On our farm, projects start with internet research and often use odd pieces of “junk” we’ve got hanging around.
One winter’s projects was a germination chamber.
Some of our seeds require light to germinate but most vegetable seeds don’t. They do need consistent moisture though.
Many growers use a germination (or sweat) chamber to reduce:
- space that seedling trays take up before the baby plants emerge (when they all need light)
- frequency of watering (which also relates to algae growth)
Since we moved to this farm, we’ve started our transplants many different ways. In the 1st few years, we made some kind of germination chamber that always looked a bit different. In our 1st year, we stacked bread trays by our wood stove and wrapped the stack with plastic to keep humidity in.
Once seedlings emerged, over the years, we’ve moved them to hot beds, our sun porch, and now to electrically heated benches in tunnels.
A germination chamber is an enclosed area, where the temperature and humidity can be regulated. There is often some sort of tray stacking system where it is easy to see which trays have germinated and be able to easily insert and remove trays.
Some people have used old chest freezers, but as our only free chest freezer was a little too small for our purposes, we used an old wire rack and former project leftovers. Farm Hack was a good online resource for helping us design our germination chamber.
It all started like this:
A 3 foot wide by 5 foot tall wire rack (sans shelves) and a stainless steel sink.
Ideally I would have taken this to someone to weld a piece into the bottom of the sink to seal it up (might still do at some point), but opted for the cheaper option of silicone and a sink stopper.
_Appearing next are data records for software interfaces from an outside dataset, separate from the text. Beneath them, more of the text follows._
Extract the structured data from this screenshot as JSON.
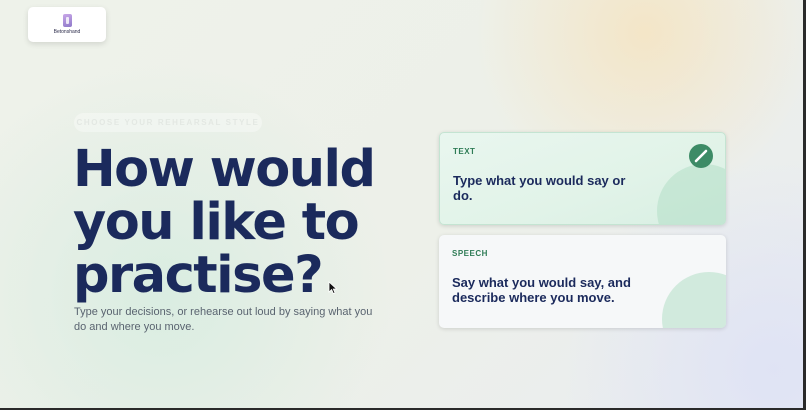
{
  "brand": {
    "logo_text": "Betonshand"
  },
  "eyebrow": "CHOOSE YOUR REHEARSAL STYLE",
  "headline": "How would you like to practise?",
  "subtext": "Type your decisions, or rehearse out loud by saying what you do and where you move.",
  "options": [
    {
      "tag": "TEXT",
      "description": "Type what you would say or do.",
      "icon": "pencil-icon",
      "selected": true
    },
    {
      "tag": "SPEECH",
      "description": "Say what you would say, and describe where you move.",
      "icon": "",
      "selected": false
    }
  ],
  "colors": {
    "headline": "#1b2a5c",
    "accent_green": "#3d8b66",
    "tag_green": "#2f7c56",
    "selected_card_bg": "#e1f3e8"
  }
}
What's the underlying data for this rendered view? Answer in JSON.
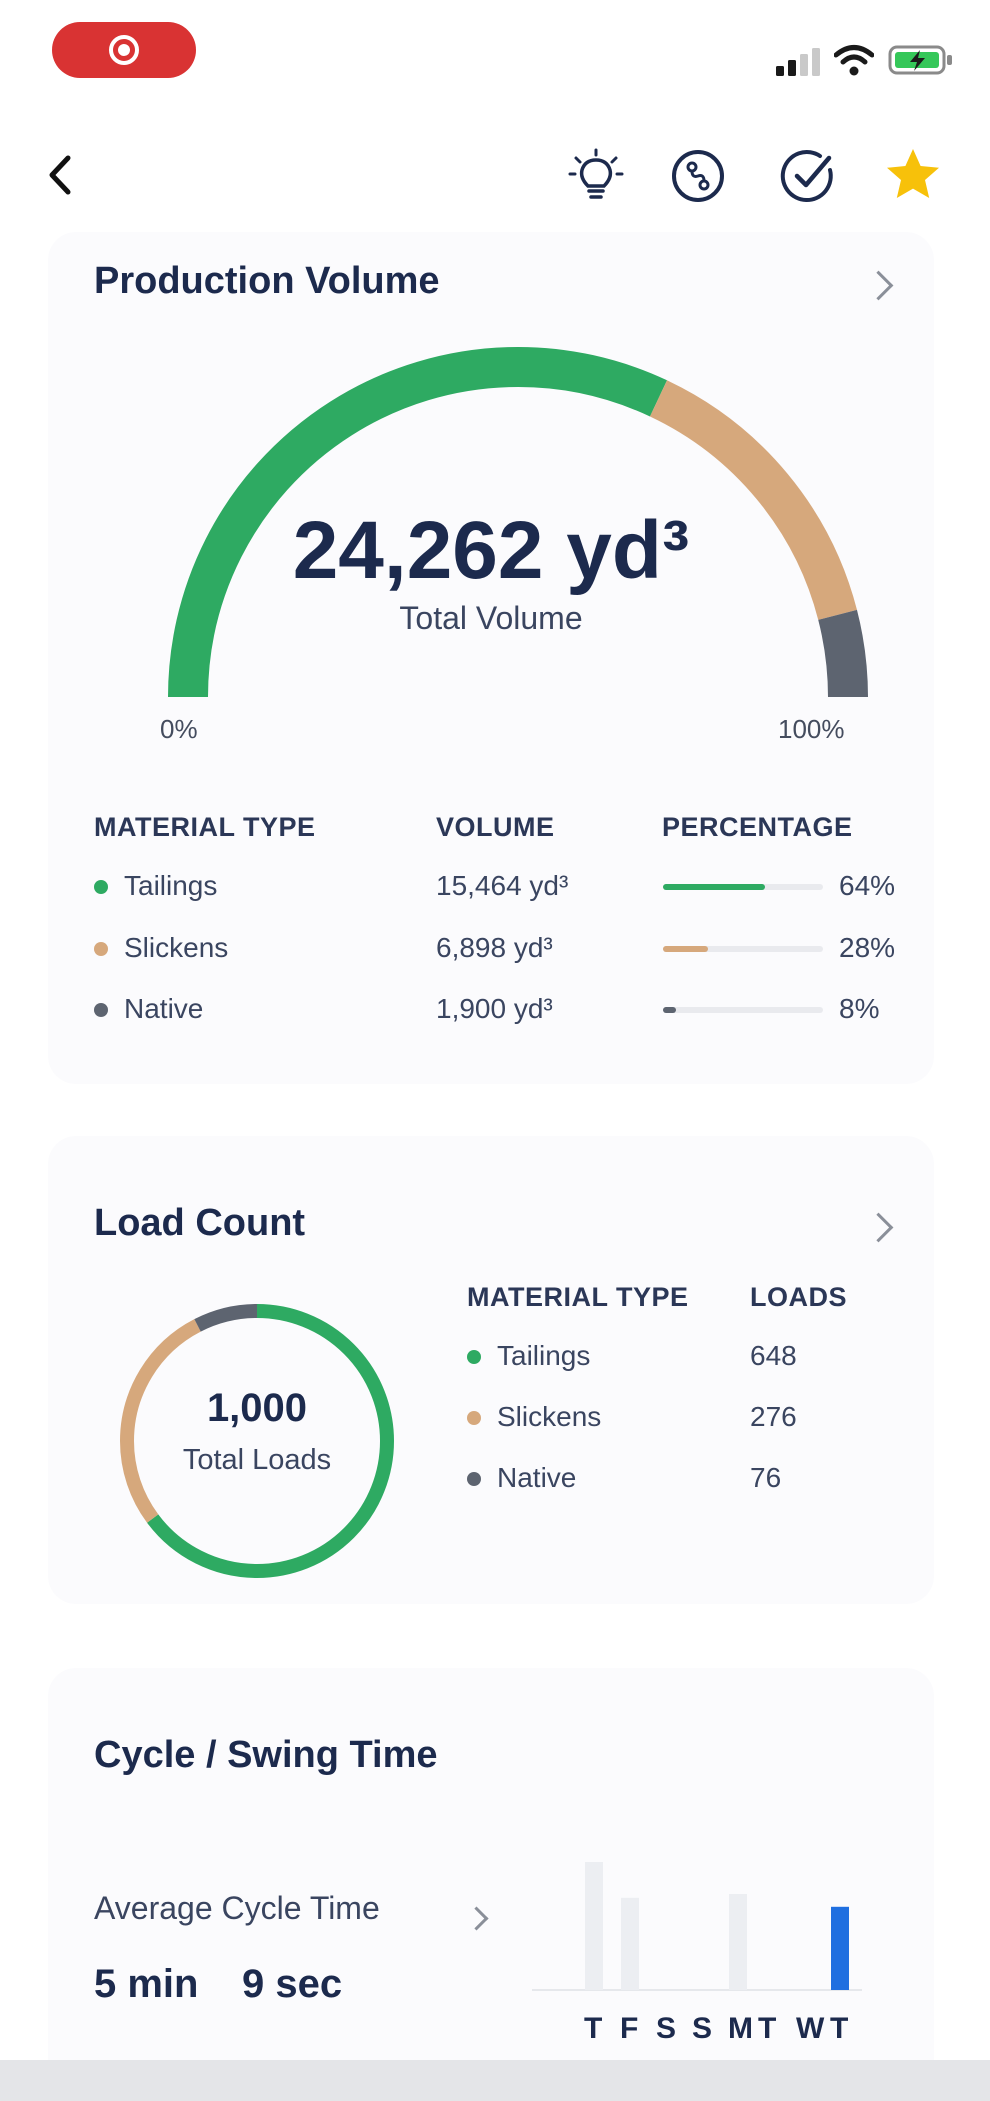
{
  "header": {
    "icons": [
      "back-icon",
      "lightbulb-icon",
      "route-icon",
      "check-circle-icon",
      "star-icon"
    ],
    "accent": "#1c2a4d",
    "star_color": "#f7c10a"
  },
  "production": {
    "title": "Production Volume",
    "total_value": "24,262 yd³",
    "total_label": "Total Volume",
    "min_label": "0%",
    "max_label": "100%",
    "headers": {
      "material": "MATERIAL TYPE",
      "volume": "VOLUME",
      "percentage": "PERCENTAGE"
    },
    "rows": [
      {
        "name": "Tailings",
        "volume": "15,464 yd³",
        "percent": "64%",
        "fraction": 0.64,
        "color": "#2eaa62"
      },
      {
        "name": "Slickens",
        "volume": "6,898 yd³",
        "percent": "28%",
        "fraction": 0.28,
        "color": "#d6a87c"
      },
      {
        "name": "Native",
        "volume": "1,900 yd³",
        "percent": "8%",
        "fraction": 0.08,
        "color": "#5d6470"
      }
    ]
  },
  "loads": {
    "title": "Load Count",
    "total_value": "1,000",
    "total_label": "Total Loads",
    "headers": {
      "material": "MATERIAL TYPE",
      "loads": "LOADS"
    },
    "rows": [
      {
        "name": "Tailings",
        "loads": "648",
        "count": 648,
        "color": "#2eaa62"
      },
      {
        "name": "Slickens",
        "loads": "276",
        "count": 276,
        "color": "#d6a87c"
      },
      {
        "name": "Native",
        "loads": "76",
        "count": 76,
        "color": "#5d6470"
      }
    ]
  },
  "cycle": {
    "title": "Cycle / Swing Time",
    "avg_label": "Average Cycle Time",
    "minutes": "5 min",
    "seconds": "9 sec"
  },
  "chart_data": {
    "type": "bar",
    "categories": [
      "T",
      "F",
      "S",
      "S",
      "M",
      "T",
      "W",
      "T"
    ],
    "values": [
      100,
      72,
      0,
      0,
      75,
      0,
      0,
      65
    ],
    "highlight_index": 7,
    "bar_color": "#eceef2",
    "highlight_color": "#1f6fe0",
    "grid": false
  }
}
Fortunately, the spacing of the supports for the shelves worked with most of the trays that we use (the 50 cell Winstrips are our tallest trays).
For the shelving I used ½” EMT, (galvanized electrical conduit), and then made a little notch with an angle grinder at both ends to fit over the wire supports. We can easily remove them so the shelf spacing can be bigger for the Winstrip 50 cell trays, or to add more than 3 bars per shelf (4 is better for the flimsier trays).
I decided to recess the sink and slope the sides because of comments other builders had made about water pooling on the bottom.
Copious tuck tape to ensure the water finds its way back to the sink and not through to the floor.
Originally, I was planning on using the Durostat prewired thermostat, purchased online from Farmtek/Growers Supply, but procrastinated a little and needed one faster than what ordering one online would bring. Luckily enough, our nearby plumbing and electrical supply place, Eddy Group, carried this dandy cooling/heating thermostat that mostly gets used for chicken barn applications. It ended up being about $20 cheaper (plus no shipping costs), and pretty simple to wire up.
So here is the beast.
Germination chambers are also called sweat boxes…for good reason. It’s quite moist in there, and there’s a lot of dripping.
My design wasn’t perfect. The water droplets on the door leaked out and onto the floor. A quick improvement was to use some tuck tape to create a little baffle so the drips go further into the box where they run into the sink.
We tried covering the water pan with metal sheeting to see if it would limit the sweating effect while still radiating heat into the box, but removed it because it seemed it would use more power to heat the box.
Although we don’t add water to the pan too often, a water line and float valve would be good. You don’t want to forget to refill it.
It’s not professional-looking but it works pretty well, saves space, and removes worry over trays drying out pre-germ.
Here’s a re-cap in pictures of how we built it: